### [Prompt]
Write out all of the entries that follow, word for word, but skip the pictures.

### [Available data]
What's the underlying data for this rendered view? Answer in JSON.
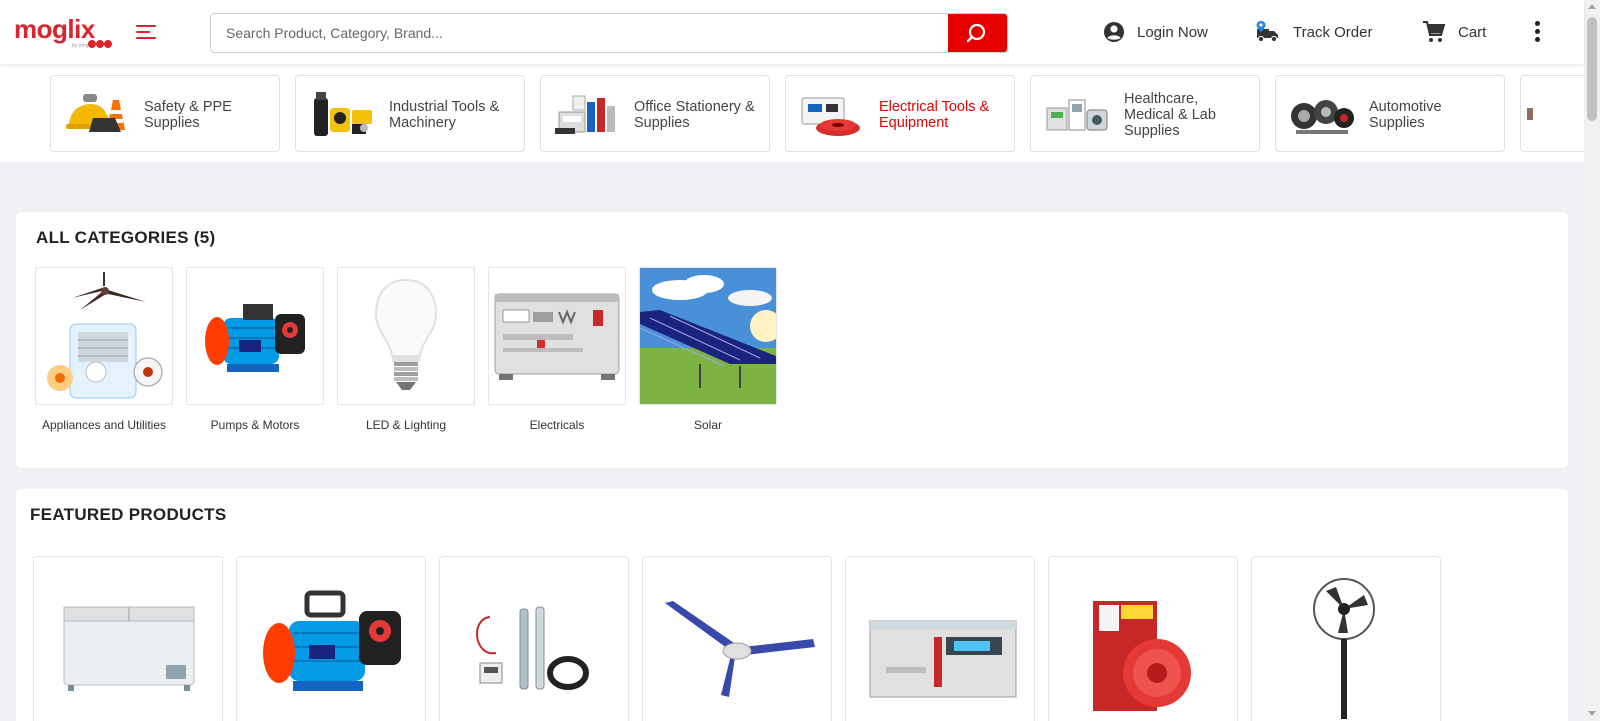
{
  "header": {
    "logo_text": "moglix",
    "logo_sub": "by moglix",
    "search_placeholder": "Search Product, Category, Brand...",
    "login_label": "Login Now",
    "track_label": "Track Order",
    "cart_label": "Cart"
  },
  "category_strip": [
    {
      "name": "Safety & PPE Supplies",
      "icon": "safety-ppe-image"
    },
    {
      "name": "Industrial Tools & Machinery",
      "icon": "industrial-tools-image"
    },
    {
      "name": "Office Stationery & Supplies",
      "icon": "office-stationery-image"
    },
    {
      "name": "Electrical Tools & Equipment",
      "icon": "electrical-tools-image",
      "active": true
    },
    {
      "name": "Healthcare, Medical & Lab Supplies",
      "icon": "healthcare-image"
    },
    {
      "name": "Automotive Supplies",
      "icon": "automotive-image"
    }
  ],
  "all_categories": {
    "title": "ALL CATEGORIES (5)",
    "items": [
      {
        "label": "Appliances and Utilities"
      },
      {
        "label": "Pumps & Motors"
      },
      {
        "label": "LED & Lighting"
      },
      {
        "label": "Electricals"
      },
      {
        "label": "Solar"
      }
    ]
  },
  "featured": {
    "title": "FEATURED PRODUCTS",
    "products": [
      {
        "image": "chest-freezer-image"
      },
      {
        "image": "water-pump-image"
      },
      {
        "image": "submersible-pump-image"
      },
      {
        "image": "ceiling-fan-image"
      },
      {
        "image": "voltage-stabilizer-image"
      },
      {
        "image": "wire-coil-image"
      },
      {
        "image": "pedestal-fan-image"
      }
    ]
  },
  "colors": {
    "brand": "#d9232d",
    "accent": "#e60000",
    "background": "#f0f0f4"
  }
}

### [Written solution]
What's the underlying data for this rendered view? Answer in JSON.
{
  "header": {
    "logo_text": "moglix",
    "logo_sub": "by moglix",
    "search_placeholder": "Search Product, Category, Brand...",
    "login_label": "Login Now",
    "track_label": "Track Order",
    "cart_label": "Cart"
  },
  "category_strip": [
    {
      "name": "Safety & PPE Supplies",
      "icon": "safety-ppe-image"
    },
    {
      "name": "Industrial Tools & Machinery",
      "icon": "industrial-tools-image"
    },
    {
      "name": "Office Stationery & Supplies",
      "icon": "office-stationery-image"
    },
    {
      "name": "Electrical Tools & Equipment",
      "icon": "electrical-tools-image",
      "active": true
    },
    {
      "name": "Healthcare, Medical & Lab Supplies",
      "icon": "healthcare-image"
    },
    {
      "name": "Automotive Supplies",
      "icon": "automotive-image"
    }
  ],
  "all_categories": {
    "title": "ALL CATEGORIES (5)",
    "items": [
      {
        "label": "Appliances and Utilities"
      },
      {
        "label": "Pumps & Motors"
      },
      {
        "label": "LED & Lighting"
      },
      {
        "label": "Electricals"
      },
      {
        "label": "Solar"
      }
    ]
  },
  "featured": {
    "title": "FEATURED PRODUCTS",
    "products": [
      {
        "image": "chest-freezer-image"
      },
      {
        "image": "water-pump-image"
      },
      {
        "image": "submersible-pump-image"
      },
      {
        "image": "ceiling-fan-image"
      },
      {
        "image": "voltage-stabilizer-image"
      },
      {
        "image": "wire-coil-image"
      },
      {
        "image": "pedestal-fan-image"
      }
    ]
  },
  "colors": {
    "brand": "#d9232d",
    "accent": "#e60000",
    "background": "#f0f0f4"
  }
}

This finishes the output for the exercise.